4. German Shepherds are working dogs and happiest when they have a job to do. Right now Sophie loves her training and wants to please me. One afternoon, we were working on the “Place” command and she had real trouble getting up on a high narrow brick wall. It was not easy, because it was too high to step up onto and she could not see the top to well. She had to jump up and land on a rather small area. She failed several times and become despondent when she simply could not seem to do it. It was clear we could not leave her like that! So our trainer Taylor, with Off Leash K9 dog training, and I worked maybe another 30 minutes getting her to succeed at that task. She lit up like a little kid when she succeeded … after that, we just couldn’t keep her off that wall. I am going to have to find more work for her. I am looking at agility training and getting her a backpack for hiking. Taylor, by the way, is a great dog trainer!
5. German Shepherds are very communicative. Sophie doesn’t really bark for barking’s sake, but she certainly does talk to me. She tries to tell me what she wants or needs! Sometimes she even smarts off a bit (we are working on that as well).
6. German Shepherds are always ready to accompany you wherever you go. They are truly a companion dog and with training, really know how to be well behaved in public.

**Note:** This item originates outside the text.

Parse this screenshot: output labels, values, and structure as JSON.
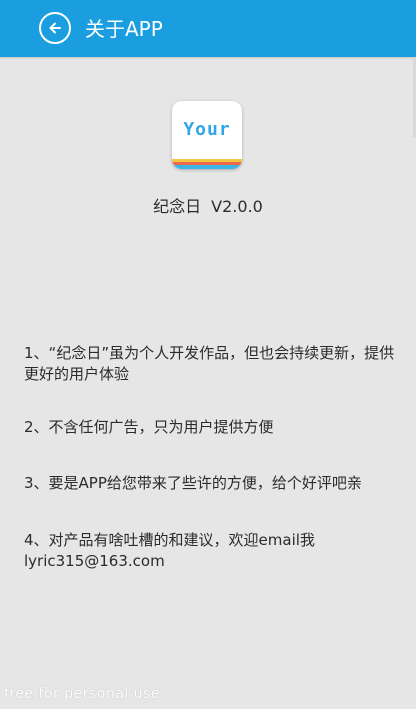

7. German Shepherds want to be first in your life and will work hard to make sure you never have a quiet moment to yourself. They want to be where you are at all times. Even while running and playing at the dog park, Sophie will keep tabs on where I am at all times (must be that herding instinct!).
8. German Shepherds really do shed a lot … and, by George, I do mean a lot! However, I soon discovered, upon recommendation by few folks at the local dog park, that the Furminator is a godsend to German Shepherd owners!
9. Yes, German Shepherds can certainly be fierce and protective, but they are also big lovable, fun-loving playmates when it comes to family, friends and even other family pets.
10. German Shepherds love water almost as much as they love their people. Sophie loves swimming in Jordan Lake, splashing in puddles and running around in the rain (not my favorite thing to do … but hey). She even tries to climb into the shower with me (we are also working on that). Sometimes when it gets too quiet and I wonder what she is up to, I find her laying in the bathtub gazing up longingly at the shower nozzle.